(Saved entries)
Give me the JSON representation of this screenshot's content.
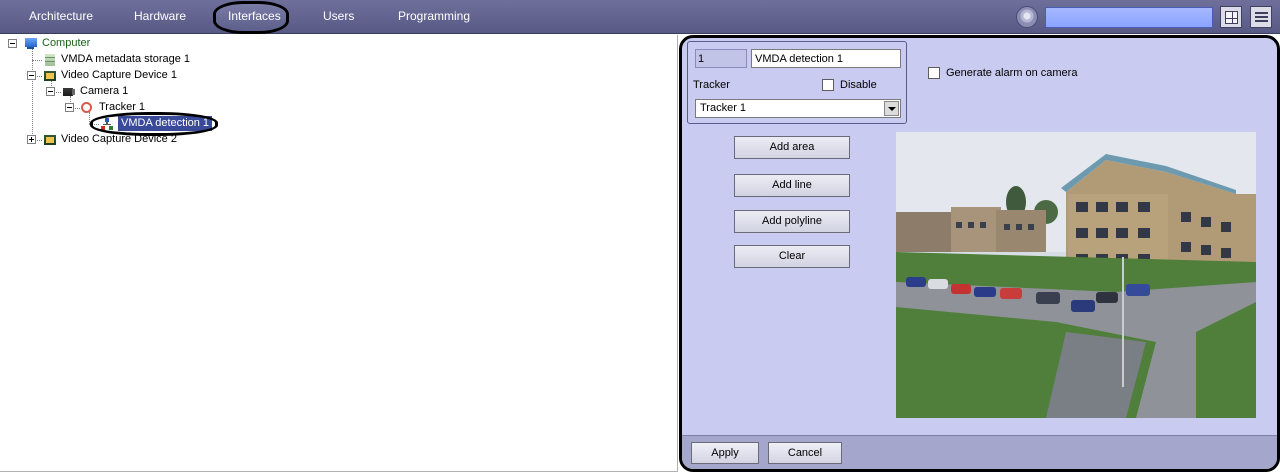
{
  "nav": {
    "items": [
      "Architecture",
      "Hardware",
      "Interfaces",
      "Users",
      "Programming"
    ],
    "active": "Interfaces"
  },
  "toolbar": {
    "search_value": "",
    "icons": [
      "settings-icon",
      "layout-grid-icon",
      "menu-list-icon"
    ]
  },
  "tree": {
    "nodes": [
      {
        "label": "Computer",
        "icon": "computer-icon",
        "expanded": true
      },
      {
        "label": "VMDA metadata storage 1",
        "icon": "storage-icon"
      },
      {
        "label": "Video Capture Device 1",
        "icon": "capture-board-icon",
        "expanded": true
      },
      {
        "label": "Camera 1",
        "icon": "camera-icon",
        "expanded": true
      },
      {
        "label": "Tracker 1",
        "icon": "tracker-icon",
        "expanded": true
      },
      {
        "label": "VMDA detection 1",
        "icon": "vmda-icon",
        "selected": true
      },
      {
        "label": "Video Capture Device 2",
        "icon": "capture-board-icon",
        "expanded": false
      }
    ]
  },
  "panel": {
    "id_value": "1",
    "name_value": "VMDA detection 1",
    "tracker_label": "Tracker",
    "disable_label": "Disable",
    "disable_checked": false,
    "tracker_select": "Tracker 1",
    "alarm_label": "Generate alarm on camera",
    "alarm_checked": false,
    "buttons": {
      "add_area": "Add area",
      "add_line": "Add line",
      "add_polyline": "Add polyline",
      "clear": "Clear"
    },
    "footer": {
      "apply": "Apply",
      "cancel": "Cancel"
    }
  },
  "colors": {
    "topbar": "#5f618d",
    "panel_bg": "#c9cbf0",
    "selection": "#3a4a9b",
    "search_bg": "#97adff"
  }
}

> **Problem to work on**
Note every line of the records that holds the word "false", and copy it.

> **Answer box**
        "expanded": false
    "disable_checked": false,
    "alarm_checked": false,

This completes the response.